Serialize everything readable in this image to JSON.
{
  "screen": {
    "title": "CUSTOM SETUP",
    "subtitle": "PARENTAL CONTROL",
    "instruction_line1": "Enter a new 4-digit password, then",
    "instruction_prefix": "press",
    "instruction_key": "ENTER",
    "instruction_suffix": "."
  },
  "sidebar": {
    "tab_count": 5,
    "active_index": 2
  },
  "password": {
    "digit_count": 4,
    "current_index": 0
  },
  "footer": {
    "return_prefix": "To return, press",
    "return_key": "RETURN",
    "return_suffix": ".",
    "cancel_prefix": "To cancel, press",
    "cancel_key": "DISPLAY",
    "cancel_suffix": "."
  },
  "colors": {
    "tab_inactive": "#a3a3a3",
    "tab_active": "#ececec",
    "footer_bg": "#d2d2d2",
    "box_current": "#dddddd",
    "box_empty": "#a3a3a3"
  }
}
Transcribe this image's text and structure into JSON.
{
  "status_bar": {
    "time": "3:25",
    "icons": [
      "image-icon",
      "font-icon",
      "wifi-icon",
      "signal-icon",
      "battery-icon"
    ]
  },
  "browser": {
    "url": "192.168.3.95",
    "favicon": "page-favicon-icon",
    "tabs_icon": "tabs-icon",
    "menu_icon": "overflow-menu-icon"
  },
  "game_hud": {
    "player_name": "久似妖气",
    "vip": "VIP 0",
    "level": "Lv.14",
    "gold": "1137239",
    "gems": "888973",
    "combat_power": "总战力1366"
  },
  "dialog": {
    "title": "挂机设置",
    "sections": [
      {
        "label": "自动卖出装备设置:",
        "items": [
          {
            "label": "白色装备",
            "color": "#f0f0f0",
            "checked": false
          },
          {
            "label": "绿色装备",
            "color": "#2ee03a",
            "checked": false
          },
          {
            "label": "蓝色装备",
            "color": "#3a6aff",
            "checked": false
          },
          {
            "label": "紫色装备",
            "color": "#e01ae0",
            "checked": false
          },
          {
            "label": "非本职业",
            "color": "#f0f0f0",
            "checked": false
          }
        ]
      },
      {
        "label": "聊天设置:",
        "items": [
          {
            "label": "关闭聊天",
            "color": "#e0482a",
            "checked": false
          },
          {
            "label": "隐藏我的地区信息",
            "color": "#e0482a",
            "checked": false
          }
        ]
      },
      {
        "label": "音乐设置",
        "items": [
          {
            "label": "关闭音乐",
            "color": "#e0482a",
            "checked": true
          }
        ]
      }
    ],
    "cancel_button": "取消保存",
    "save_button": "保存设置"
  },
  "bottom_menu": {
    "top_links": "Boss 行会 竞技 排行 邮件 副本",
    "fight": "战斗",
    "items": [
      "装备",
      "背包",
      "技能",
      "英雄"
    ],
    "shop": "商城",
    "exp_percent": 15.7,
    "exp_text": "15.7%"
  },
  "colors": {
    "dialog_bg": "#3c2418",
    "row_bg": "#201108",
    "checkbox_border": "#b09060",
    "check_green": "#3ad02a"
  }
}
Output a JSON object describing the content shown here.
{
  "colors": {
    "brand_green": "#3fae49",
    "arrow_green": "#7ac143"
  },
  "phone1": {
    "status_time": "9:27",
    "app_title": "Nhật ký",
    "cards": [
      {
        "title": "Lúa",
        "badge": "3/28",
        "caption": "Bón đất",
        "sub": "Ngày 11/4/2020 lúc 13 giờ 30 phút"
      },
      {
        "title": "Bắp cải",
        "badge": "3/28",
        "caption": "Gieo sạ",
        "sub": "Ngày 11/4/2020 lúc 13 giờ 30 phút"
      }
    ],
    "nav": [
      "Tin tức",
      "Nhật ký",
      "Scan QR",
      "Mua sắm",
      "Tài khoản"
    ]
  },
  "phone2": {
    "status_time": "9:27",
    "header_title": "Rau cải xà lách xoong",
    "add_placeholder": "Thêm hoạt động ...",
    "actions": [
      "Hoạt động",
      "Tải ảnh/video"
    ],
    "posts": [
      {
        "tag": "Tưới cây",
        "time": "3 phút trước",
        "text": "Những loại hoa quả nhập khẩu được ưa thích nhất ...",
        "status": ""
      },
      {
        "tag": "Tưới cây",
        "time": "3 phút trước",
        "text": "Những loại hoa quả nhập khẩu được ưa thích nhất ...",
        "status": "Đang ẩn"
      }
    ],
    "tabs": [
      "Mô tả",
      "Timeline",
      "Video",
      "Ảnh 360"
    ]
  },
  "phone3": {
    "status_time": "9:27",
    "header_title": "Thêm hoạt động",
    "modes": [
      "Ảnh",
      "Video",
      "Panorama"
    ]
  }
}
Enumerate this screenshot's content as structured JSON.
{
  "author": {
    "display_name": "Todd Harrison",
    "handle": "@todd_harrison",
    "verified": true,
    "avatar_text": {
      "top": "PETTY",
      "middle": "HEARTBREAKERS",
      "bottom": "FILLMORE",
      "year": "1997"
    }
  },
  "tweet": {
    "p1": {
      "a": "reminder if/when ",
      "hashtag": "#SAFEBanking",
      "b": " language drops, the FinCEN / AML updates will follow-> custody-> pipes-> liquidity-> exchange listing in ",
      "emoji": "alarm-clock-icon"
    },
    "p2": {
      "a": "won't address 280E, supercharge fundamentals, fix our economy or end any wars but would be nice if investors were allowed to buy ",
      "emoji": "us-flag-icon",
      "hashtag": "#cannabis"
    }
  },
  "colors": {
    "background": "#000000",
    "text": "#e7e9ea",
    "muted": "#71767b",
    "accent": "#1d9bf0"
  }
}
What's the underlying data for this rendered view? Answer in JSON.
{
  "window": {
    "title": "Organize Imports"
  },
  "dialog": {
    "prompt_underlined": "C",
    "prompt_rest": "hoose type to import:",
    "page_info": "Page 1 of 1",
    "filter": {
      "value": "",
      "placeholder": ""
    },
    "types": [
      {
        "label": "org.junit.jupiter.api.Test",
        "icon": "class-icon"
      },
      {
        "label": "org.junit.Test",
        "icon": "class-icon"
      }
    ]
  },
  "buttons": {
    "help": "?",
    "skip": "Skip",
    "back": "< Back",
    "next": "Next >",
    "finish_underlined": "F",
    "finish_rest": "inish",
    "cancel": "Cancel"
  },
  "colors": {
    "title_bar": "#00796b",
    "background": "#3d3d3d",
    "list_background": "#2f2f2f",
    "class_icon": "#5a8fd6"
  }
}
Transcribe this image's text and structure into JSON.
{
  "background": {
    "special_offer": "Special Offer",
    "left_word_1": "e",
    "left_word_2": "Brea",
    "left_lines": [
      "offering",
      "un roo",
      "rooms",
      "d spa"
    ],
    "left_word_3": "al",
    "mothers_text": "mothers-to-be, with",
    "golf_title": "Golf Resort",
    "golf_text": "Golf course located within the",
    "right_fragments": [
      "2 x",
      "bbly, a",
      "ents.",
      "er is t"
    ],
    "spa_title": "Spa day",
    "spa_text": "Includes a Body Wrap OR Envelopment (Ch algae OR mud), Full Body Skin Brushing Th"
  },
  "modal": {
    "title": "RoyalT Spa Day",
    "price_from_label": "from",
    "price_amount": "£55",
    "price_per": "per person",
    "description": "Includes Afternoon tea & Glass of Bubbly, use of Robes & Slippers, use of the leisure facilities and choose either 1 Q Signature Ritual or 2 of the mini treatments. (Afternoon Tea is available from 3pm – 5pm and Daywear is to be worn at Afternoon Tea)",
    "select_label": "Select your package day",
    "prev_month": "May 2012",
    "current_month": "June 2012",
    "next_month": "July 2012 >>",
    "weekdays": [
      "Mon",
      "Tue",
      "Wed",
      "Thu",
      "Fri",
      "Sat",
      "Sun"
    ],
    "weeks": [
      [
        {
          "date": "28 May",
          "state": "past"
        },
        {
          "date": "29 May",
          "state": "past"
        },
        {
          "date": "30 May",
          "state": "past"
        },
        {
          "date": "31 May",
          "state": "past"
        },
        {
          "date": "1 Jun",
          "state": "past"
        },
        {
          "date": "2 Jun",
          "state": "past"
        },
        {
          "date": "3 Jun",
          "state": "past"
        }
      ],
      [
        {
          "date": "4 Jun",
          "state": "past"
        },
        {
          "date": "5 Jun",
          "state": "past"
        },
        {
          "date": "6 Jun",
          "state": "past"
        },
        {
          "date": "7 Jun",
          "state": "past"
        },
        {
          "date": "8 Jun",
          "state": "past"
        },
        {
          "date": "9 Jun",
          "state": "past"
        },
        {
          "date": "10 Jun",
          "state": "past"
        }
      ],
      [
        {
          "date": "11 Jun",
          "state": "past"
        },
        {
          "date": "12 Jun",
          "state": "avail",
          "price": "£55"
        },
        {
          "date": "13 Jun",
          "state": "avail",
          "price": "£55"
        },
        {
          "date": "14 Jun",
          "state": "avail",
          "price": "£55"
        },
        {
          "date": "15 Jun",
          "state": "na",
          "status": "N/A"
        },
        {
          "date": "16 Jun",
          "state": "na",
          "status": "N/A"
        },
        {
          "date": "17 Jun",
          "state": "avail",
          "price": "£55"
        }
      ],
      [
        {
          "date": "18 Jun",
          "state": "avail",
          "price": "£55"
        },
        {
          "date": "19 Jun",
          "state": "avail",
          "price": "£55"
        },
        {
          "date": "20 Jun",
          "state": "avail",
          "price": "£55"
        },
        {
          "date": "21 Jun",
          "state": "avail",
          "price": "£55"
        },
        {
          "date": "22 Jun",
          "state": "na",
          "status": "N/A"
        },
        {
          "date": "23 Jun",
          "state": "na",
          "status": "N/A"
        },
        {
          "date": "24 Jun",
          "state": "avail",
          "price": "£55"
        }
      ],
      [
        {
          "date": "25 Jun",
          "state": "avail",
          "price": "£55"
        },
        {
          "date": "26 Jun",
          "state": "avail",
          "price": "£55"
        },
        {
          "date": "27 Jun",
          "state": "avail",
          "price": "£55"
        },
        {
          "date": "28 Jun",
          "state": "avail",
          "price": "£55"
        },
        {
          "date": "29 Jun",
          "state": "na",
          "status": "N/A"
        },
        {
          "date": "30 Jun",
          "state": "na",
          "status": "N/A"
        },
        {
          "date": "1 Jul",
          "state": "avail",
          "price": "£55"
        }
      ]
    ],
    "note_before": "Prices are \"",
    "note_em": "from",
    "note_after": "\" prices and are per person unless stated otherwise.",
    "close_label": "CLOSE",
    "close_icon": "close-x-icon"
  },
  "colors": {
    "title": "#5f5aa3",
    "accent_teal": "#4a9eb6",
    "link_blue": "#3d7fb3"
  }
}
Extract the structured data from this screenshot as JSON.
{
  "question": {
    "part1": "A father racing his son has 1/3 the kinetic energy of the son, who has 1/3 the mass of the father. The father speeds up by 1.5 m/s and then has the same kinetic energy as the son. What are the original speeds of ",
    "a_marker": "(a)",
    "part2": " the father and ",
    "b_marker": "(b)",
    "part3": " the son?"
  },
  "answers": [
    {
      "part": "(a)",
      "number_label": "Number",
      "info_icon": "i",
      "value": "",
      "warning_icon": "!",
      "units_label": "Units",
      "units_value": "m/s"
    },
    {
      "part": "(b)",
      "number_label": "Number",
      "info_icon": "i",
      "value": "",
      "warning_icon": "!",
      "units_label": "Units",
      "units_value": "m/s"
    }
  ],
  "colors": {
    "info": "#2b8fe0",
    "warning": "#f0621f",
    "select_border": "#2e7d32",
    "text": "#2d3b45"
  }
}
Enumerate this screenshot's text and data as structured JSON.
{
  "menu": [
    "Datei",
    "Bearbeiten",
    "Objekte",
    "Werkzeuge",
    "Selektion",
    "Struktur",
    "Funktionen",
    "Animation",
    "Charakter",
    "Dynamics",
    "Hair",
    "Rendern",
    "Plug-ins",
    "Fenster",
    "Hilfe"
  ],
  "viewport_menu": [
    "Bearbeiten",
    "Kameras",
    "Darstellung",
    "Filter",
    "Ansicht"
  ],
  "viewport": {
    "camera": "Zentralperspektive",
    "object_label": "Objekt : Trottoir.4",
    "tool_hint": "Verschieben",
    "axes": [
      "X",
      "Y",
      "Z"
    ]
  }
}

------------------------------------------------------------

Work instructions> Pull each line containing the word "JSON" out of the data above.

Task response>
Serialize everything readable in this image to JSON.
Transcribe this image's text and structure into JSON.
Output a JSON object describing the content shown here.
Enumerate this screenshot's content as structured JSON.
What's the underlying data for this rendered view? Answer in JSON.
Transcribe this image's text and structure into JSON.
Extract the structured data from this screenshot as JSON.
Enumerate this screenshot's text and data as structured JSON.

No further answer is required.